§ **Task directions**: Please filter the data below down to the lines holding the string "GlcNAc".

++++ The data ++++

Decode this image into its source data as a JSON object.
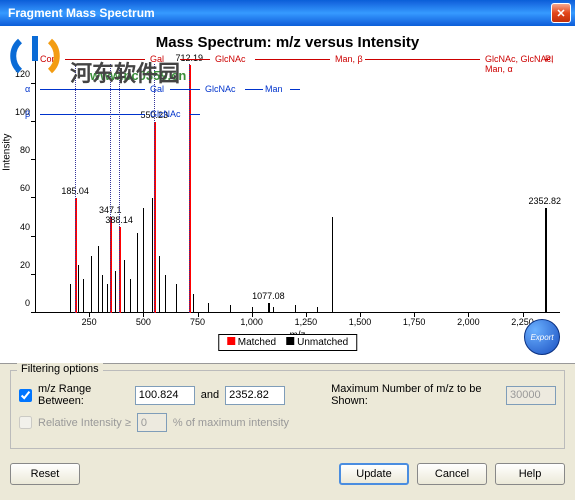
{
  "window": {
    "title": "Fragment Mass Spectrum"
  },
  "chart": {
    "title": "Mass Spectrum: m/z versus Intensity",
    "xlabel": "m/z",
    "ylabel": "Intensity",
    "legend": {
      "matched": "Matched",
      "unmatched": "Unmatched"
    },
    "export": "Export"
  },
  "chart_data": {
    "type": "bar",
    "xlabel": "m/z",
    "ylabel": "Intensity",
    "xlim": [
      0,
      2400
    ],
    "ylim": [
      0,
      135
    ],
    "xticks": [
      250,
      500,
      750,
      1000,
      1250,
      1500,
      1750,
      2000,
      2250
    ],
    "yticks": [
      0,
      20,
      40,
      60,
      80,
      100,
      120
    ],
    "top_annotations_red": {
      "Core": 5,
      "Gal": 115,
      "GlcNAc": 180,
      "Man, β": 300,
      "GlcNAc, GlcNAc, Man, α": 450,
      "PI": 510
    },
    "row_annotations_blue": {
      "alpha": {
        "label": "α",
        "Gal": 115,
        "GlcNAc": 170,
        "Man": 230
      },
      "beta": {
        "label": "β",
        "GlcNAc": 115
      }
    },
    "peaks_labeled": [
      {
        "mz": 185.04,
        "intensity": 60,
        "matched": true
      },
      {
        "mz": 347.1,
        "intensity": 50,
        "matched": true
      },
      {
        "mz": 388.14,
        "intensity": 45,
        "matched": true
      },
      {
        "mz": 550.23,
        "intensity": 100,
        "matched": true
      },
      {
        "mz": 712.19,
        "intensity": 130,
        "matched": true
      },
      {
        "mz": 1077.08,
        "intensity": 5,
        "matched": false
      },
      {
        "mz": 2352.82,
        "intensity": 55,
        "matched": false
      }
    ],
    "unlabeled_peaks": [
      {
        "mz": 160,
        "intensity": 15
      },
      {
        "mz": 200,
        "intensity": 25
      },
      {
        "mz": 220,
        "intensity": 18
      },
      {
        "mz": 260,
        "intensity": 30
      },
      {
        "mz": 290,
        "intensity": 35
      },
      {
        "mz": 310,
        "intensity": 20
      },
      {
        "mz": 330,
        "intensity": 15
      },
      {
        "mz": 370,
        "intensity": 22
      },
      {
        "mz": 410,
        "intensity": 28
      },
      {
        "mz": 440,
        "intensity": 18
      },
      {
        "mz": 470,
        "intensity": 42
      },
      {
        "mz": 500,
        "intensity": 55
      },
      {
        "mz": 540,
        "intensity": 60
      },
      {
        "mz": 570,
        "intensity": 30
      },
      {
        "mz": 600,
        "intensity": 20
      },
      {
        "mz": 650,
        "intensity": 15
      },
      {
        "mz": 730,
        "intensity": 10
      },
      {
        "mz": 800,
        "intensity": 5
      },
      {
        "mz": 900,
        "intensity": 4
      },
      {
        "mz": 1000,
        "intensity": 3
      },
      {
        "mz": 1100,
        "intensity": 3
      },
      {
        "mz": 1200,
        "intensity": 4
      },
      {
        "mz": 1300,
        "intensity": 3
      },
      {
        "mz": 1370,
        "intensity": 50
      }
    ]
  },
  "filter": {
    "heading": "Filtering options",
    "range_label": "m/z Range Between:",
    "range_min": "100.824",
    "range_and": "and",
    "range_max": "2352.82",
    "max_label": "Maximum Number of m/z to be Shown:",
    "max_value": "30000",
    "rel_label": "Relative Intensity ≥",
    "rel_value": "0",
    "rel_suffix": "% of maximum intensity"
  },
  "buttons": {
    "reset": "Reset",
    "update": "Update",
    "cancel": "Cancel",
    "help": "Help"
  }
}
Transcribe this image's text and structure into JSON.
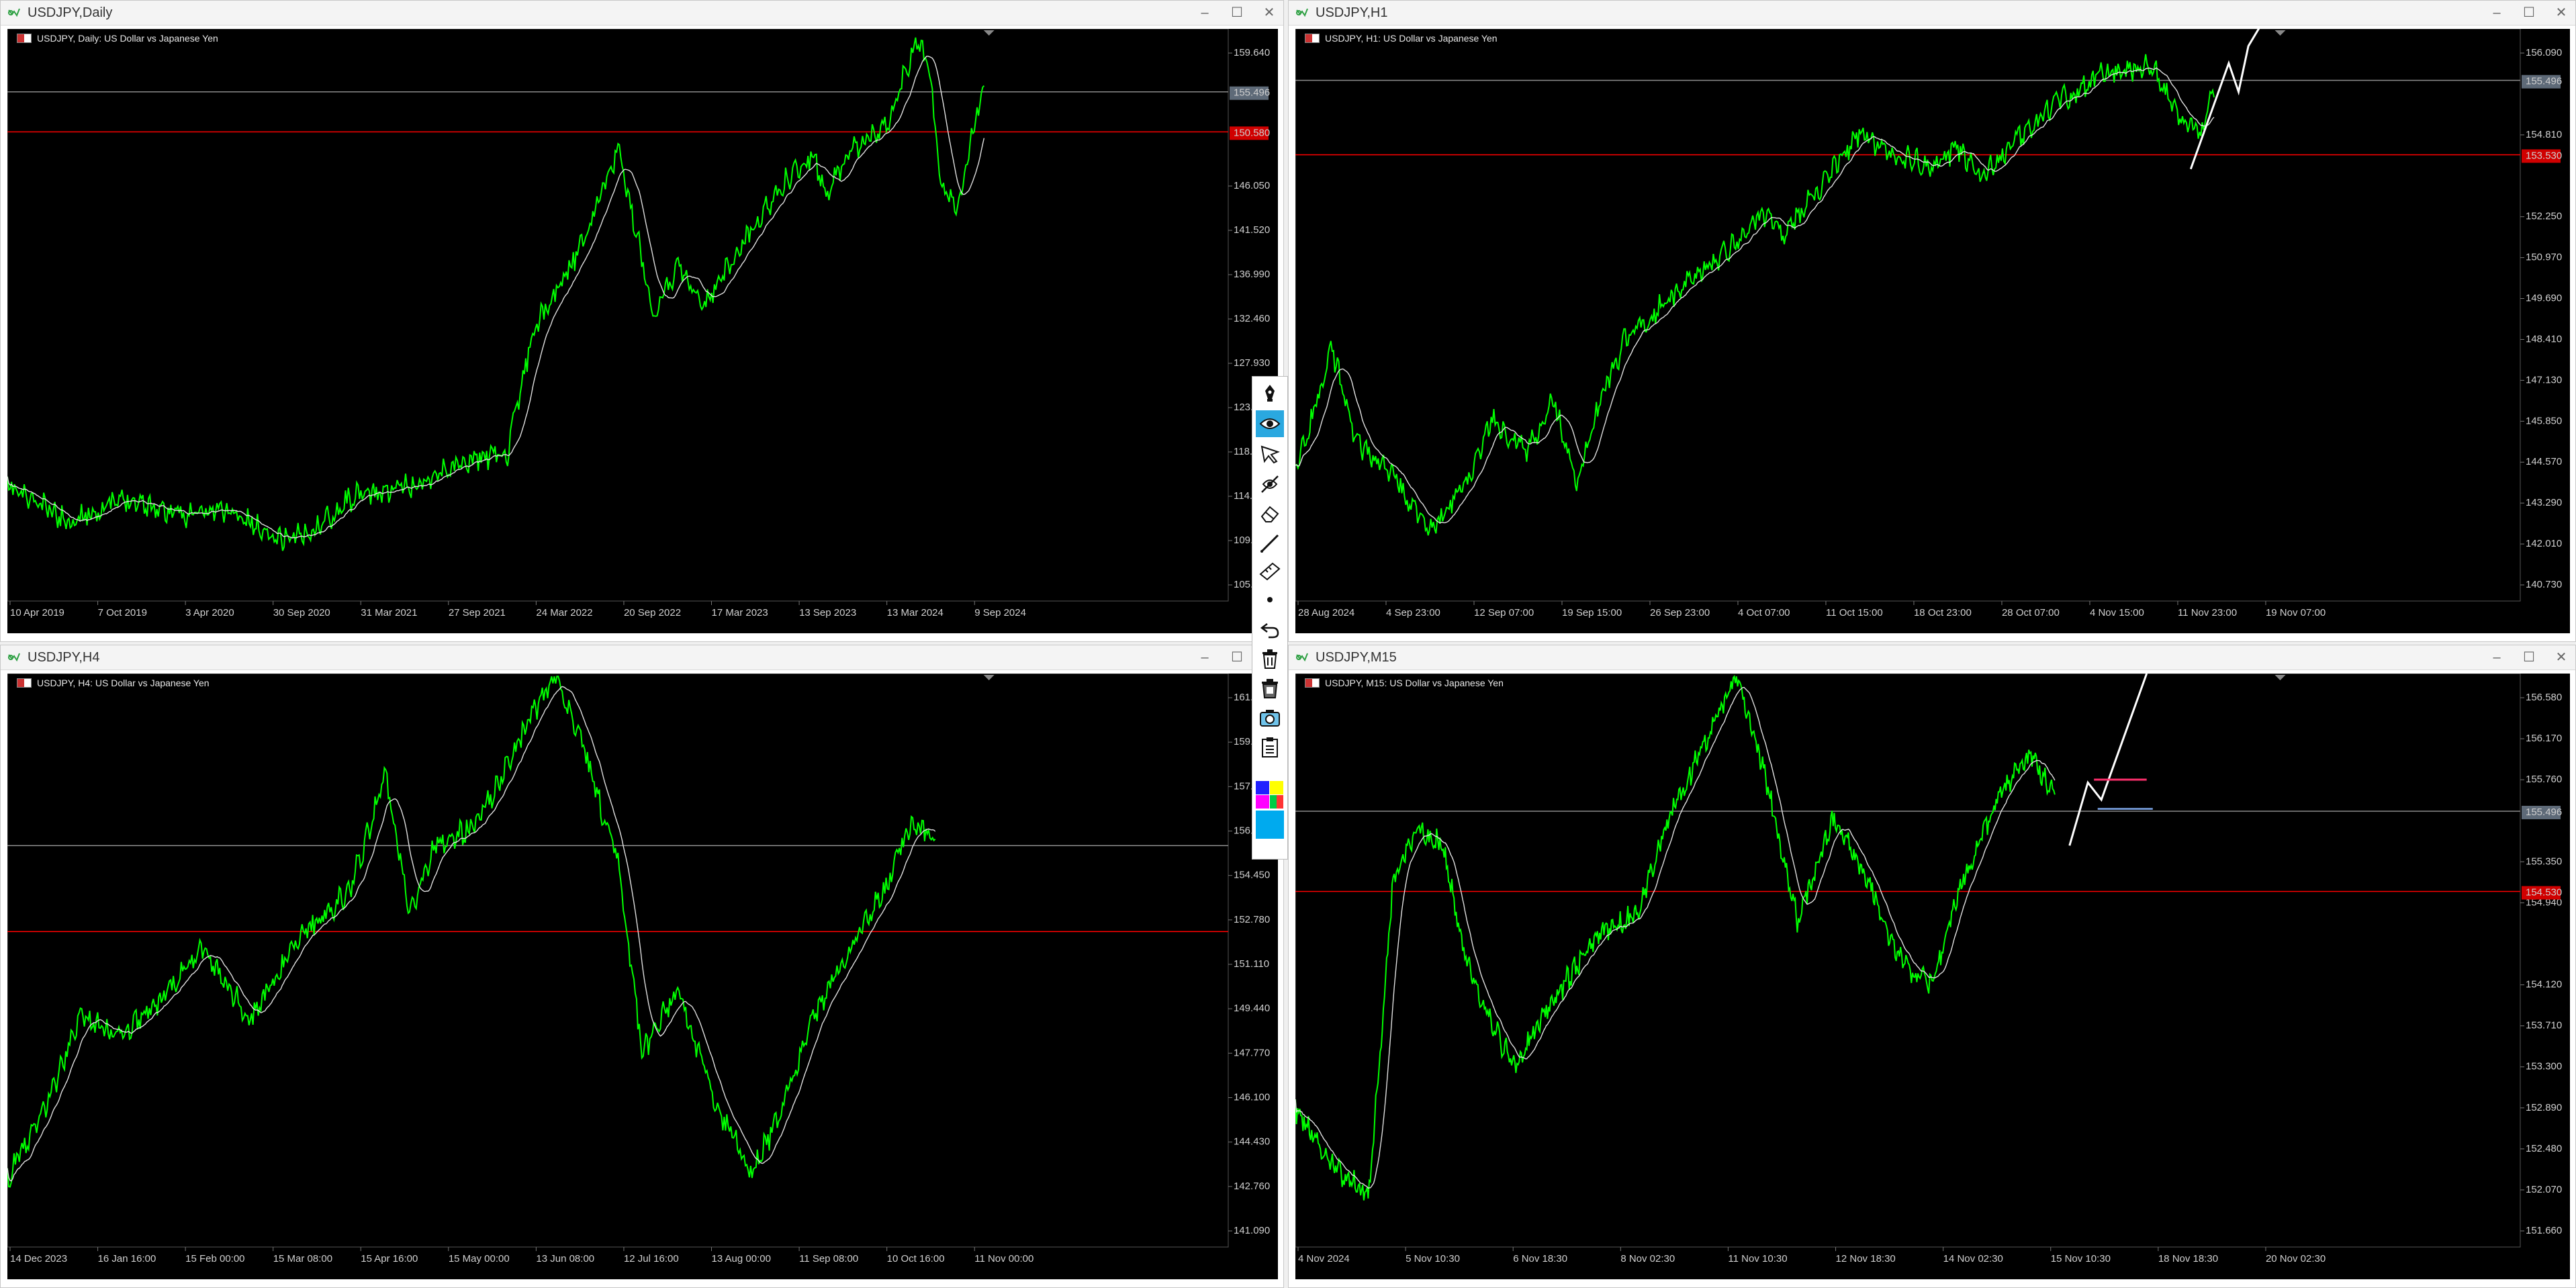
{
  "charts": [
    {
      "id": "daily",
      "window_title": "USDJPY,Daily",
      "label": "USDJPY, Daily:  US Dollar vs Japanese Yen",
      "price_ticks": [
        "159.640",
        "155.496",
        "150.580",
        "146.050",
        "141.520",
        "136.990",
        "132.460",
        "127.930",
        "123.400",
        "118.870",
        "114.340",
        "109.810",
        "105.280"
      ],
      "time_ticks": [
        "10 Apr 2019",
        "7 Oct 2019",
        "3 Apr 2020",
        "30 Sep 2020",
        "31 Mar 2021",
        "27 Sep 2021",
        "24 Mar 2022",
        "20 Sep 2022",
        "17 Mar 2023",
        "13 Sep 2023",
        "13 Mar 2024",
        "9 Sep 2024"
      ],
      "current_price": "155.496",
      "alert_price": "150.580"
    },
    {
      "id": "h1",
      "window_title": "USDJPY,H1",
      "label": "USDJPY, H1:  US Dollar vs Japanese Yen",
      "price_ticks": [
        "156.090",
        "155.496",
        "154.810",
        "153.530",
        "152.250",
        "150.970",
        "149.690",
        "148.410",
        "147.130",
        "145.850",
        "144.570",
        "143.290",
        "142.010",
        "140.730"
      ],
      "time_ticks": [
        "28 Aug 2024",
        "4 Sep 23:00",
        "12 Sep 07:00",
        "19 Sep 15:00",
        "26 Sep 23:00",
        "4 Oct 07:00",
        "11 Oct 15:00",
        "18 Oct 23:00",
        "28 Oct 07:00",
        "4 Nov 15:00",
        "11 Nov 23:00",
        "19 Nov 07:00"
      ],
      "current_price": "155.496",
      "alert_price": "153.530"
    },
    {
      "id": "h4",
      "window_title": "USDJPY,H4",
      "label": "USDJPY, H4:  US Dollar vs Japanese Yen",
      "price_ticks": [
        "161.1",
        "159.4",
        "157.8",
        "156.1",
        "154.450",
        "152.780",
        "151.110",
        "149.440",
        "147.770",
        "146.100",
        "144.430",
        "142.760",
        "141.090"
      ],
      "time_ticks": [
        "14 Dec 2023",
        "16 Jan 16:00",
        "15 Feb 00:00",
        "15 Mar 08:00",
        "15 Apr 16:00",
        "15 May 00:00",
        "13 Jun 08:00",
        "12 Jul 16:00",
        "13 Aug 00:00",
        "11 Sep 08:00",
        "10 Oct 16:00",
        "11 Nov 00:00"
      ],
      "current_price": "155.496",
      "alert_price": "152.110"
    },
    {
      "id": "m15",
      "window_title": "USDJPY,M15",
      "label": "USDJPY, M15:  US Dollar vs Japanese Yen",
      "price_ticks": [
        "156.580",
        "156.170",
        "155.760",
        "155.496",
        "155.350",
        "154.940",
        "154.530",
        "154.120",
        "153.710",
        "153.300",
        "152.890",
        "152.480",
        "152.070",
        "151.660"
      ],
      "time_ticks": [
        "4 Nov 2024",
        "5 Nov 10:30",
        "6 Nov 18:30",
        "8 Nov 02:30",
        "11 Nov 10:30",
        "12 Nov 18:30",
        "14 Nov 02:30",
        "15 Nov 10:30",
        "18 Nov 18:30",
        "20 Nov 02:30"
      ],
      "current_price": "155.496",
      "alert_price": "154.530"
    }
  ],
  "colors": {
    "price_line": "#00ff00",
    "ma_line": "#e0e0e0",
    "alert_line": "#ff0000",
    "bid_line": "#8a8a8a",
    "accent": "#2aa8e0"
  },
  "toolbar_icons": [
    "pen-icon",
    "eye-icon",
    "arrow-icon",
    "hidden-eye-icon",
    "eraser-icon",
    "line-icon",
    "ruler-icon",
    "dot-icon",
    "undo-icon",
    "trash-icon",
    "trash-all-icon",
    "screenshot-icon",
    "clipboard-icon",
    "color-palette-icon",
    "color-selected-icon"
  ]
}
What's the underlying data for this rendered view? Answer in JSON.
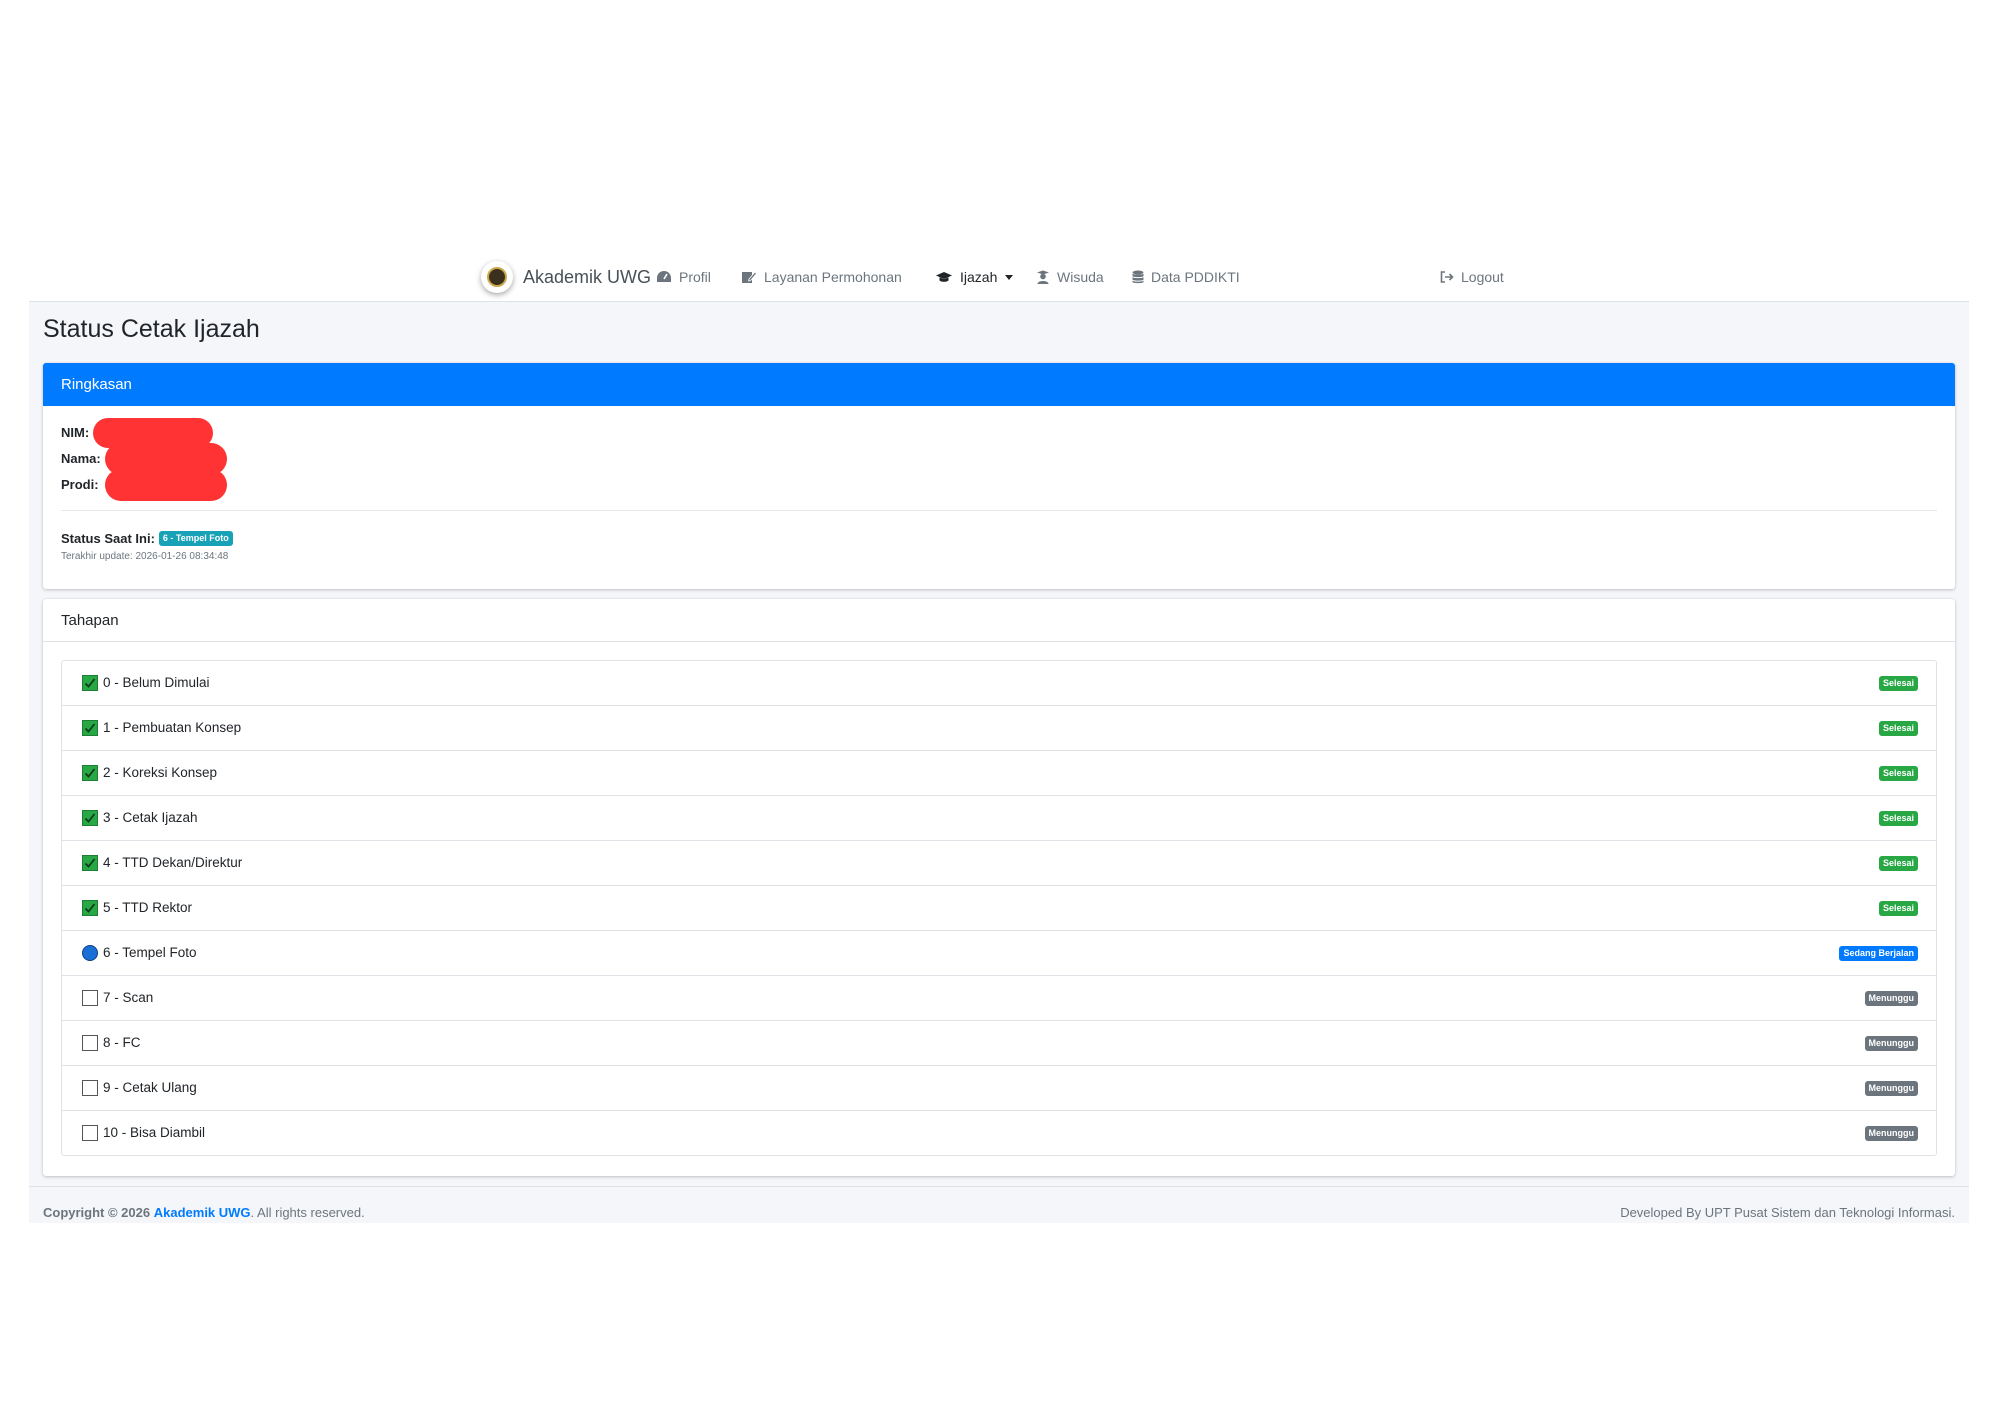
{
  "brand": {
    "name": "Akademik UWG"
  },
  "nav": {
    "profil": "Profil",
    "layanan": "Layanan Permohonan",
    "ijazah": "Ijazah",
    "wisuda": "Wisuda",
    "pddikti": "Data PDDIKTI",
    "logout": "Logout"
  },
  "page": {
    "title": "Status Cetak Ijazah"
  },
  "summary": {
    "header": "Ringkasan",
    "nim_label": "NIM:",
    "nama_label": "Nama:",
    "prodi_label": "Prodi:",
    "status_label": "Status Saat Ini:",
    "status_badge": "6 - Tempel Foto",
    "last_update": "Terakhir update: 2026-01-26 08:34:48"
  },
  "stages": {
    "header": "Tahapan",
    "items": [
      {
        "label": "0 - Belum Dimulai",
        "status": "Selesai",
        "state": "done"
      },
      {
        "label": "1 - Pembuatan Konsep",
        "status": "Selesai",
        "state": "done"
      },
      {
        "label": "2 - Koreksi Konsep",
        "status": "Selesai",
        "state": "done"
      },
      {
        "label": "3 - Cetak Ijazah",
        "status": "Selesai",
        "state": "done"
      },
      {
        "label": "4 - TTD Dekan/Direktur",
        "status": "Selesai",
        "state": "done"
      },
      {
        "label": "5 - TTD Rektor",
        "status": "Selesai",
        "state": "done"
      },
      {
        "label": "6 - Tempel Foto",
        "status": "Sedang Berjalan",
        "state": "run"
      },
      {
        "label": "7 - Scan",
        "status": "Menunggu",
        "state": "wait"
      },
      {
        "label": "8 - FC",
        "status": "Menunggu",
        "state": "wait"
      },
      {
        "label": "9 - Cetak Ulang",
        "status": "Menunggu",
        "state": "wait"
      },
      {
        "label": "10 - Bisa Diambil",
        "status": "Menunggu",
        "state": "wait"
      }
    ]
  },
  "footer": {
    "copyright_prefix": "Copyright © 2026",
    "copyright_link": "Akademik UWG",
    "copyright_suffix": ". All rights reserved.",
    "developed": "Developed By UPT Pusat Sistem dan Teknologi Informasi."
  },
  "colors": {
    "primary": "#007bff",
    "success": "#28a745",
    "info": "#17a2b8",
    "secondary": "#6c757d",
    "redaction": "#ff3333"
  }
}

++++

§ **Exercise response**:
      "GlcNAc": 180,
      "GlcNAc, GlcNAc, Man, α": 450,
        "GlcNAc": 170,
        "GlcNAc": 115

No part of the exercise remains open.